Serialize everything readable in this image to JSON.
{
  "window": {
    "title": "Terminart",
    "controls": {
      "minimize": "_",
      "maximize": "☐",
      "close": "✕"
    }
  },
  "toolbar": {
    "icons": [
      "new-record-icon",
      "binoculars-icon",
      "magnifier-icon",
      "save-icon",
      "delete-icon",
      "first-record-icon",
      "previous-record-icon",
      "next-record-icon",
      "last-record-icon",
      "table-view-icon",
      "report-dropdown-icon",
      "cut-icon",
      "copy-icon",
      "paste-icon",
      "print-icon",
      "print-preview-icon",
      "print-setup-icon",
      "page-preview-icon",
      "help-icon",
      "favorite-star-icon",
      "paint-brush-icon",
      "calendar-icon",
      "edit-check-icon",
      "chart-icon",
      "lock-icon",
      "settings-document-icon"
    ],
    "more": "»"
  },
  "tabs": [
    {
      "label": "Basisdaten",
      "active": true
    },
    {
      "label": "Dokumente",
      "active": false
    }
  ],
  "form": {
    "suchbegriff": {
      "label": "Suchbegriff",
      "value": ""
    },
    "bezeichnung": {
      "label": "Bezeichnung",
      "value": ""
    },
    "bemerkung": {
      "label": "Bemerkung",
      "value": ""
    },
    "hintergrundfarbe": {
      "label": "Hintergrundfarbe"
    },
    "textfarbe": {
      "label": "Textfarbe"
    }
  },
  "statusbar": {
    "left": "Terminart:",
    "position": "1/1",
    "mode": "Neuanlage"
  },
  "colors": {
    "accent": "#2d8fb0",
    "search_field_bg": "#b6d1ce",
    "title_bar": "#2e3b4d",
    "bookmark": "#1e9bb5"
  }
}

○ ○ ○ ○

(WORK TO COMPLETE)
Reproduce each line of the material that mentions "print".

(EXERCISE RESPONSE)
      "print-icon",
      "print-preview-icon",
      "print-setup-icon",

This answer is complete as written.